In a section on “staying physically active,” patients are told that “regular physical activity is one of the healthiest decisions you can make.” The pamphlet advises them that exercise will “help improve brain function and decrease stress, anxiety and depression, making symptoms easier to control.” As a general rule, who could argue with this? But it has little or nothing to do with the illness under consideration.
Here’s what the pamphlet says about “graded exercise”:
“You may be wondering how you can possibly exercise regularly when, on many days, you are so tired you can hardly get out of bed. The key is graded exercise—an exercise plan that starts gently and gradually becomes more challenging. Graded exercise lets your body slowly adjust to increased activity while improving your physical fitness. Research has shown that gradually increasing exercise can improve chronic fatigue symptoms. In one study, 70 percent of participants with chronic fatigue reported feeling better after completing a supervised program of graduated exercise.”

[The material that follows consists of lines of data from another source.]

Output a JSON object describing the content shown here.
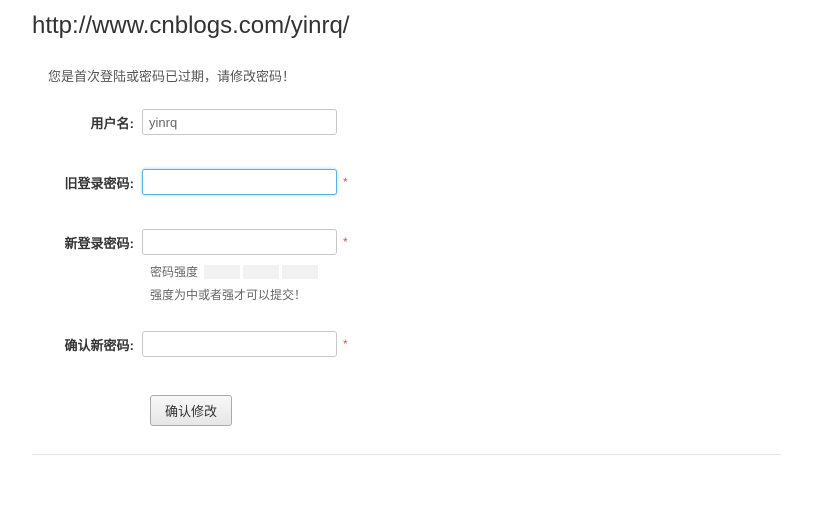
{
  "header": {
    "url": "http://www.cnblogs.com/yinrq/"
  },
  "instruction": "您是首次登陆或密码已过期，请修改密码！",
  "form": {
    "username": {
      "label": "用户名:",
      "value": "yinrq"
    },
    "oldPassword": {
      "label": "旧登录密码:",
      "value": "",
      "required": "*"
    },
    "newPassword": {
      "label": "新登录密码:",
      "value": "",
      "required": "*"
    },
    "strength": {
      "label": "密码强度",
      "hint": "强度为中或者强才可以提交！"
    },
    "confirmPassword": {
      "label": "确认新密码:",
      "value": "",
      "required": "*"
    },
    "submit": "确认修改"
  }
}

“Following a graded exercise program can help motivate you on difficult days when you feel like doing nothing. And it can keep you from overexerting yourself on good days when you may be tempted to do too much.”
And more of the same. This sort of willful ignorance on the part of leading medical institutions like Mayo, while not uncommon when it comes to the illness currently called ME/CFS by federal agencies, is nonetheless dismaying.